■ TASK GOAL ■
Search the data for the string "screenshot" and copy each line where it turns up.

(Stored data entries)
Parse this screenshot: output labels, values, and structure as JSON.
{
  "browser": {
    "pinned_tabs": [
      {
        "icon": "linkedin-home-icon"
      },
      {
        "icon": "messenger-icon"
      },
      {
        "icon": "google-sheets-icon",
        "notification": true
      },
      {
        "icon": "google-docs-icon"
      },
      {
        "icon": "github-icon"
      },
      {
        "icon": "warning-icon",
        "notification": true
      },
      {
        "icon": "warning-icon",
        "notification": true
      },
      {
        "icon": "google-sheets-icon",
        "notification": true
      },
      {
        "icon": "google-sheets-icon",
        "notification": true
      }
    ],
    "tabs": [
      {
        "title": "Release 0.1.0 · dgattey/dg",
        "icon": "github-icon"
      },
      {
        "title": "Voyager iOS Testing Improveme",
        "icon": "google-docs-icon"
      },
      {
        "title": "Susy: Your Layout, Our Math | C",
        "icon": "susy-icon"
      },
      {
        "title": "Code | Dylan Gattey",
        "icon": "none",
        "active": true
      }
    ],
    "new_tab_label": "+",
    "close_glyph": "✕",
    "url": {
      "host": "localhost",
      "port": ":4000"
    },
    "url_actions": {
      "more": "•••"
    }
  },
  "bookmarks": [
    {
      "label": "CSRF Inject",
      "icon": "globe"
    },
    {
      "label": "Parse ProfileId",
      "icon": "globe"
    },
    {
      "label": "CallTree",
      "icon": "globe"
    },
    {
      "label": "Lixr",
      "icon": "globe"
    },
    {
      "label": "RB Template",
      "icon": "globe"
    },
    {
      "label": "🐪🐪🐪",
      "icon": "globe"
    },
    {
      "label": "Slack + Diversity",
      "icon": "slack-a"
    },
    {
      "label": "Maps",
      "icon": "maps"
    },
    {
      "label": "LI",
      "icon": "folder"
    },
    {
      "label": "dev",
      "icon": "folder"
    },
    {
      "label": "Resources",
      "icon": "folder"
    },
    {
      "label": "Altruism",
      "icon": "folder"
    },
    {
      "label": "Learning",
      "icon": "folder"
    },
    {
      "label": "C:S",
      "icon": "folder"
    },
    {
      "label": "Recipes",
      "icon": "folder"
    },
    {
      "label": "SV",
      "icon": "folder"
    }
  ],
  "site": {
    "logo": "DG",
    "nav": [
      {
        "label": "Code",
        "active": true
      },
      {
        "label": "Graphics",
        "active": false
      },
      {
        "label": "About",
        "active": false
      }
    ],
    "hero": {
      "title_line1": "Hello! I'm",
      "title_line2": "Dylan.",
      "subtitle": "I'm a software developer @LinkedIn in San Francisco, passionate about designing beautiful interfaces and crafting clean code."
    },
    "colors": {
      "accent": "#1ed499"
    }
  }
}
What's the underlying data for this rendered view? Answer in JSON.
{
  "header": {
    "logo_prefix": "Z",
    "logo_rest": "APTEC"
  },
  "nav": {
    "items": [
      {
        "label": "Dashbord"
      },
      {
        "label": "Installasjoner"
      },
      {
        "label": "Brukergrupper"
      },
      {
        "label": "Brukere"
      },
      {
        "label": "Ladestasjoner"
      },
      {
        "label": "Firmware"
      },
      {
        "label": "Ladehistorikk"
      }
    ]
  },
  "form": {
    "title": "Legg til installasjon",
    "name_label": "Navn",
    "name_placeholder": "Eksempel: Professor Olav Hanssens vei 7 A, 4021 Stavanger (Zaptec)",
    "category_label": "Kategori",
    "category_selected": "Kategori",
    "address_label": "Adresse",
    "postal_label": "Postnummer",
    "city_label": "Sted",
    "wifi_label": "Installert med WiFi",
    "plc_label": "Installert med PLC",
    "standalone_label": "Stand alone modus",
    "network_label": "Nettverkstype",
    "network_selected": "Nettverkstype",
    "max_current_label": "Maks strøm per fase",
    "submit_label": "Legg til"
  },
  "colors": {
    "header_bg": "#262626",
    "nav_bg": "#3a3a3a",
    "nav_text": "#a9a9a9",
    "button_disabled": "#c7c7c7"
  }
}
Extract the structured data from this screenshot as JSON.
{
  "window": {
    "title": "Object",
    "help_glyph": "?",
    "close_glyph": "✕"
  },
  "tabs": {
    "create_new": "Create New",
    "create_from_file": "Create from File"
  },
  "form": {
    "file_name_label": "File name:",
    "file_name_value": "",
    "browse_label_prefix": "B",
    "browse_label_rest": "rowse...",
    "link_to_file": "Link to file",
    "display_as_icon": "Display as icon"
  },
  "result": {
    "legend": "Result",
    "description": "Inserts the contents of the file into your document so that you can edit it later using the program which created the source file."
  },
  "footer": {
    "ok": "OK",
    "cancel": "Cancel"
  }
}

■ TASK RESULT ■
Parse this screenshot: output labels, values, and structure as JSON.
Extract the structured data from this screenshot as JSON.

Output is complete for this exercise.